YOUR GOAL
Which of the lines below hold the word "icon"? Pull each of them out.
***** DATA SUPPLIED *****
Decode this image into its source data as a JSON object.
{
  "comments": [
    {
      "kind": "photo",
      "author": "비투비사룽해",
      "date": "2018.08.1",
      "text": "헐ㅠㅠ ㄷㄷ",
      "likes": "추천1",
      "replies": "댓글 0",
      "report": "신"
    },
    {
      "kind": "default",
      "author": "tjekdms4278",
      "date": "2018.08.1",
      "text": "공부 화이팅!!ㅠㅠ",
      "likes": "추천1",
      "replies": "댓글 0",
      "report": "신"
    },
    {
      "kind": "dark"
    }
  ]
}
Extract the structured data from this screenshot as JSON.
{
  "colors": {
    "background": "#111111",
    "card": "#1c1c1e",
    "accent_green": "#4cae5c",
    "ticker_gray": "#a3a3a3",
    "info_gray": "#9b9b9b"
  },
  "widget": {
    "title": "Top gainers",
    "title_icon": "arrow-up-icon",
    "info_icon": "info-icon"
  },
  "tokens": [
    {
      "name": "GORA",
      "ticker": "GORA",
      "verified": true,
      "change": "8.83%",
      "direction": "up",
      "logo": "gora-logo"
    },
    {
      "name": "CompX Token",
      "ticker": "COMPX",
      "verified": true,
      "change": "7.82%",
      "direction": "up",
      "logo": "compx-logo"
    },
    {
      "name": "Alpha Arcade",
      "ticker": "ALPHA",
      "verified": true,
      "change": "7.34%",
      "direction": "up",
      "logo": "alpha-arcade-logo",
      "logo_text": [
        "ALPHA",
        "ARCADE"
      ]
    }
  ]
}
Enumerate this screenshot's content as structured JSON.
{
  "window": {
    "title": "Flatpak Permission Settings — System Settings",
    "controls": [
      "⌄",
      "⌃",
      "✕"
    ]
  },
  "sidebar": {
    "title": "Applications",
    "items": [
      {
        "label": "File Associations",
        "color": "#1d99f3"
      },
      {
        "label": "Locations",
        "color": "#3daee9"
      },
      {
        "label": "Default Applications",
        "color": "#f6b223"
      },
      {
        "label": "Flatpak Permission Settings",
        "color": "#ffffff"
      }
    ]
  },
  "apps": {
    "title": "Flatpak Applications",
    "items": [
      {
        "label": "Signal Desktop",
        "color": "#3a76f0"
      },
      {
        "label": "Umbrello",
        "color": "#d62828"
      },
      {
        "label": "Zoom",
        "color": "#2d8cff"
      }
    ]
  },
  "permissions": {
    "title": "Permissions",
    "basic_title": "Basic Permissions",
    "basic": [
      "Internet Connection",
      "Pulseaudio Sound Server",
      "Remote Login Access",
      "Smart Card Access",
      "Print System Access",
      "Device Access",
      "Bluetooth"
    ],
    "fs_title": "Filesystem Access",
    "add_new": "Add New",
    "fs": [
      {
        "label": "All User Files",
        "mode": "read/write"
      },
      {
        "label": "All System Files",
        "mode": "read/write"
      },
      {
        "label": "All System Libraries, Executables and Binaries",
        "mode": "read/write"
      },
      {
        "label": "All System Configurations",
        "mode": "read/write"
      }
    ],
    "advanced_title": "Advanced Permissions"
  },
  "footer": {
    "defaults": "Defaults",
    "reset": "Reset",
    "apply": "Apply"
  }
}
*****
COMPLETED TASK
    "title_icon": "arrow-up-icon",
    "info_icon": "info-icon"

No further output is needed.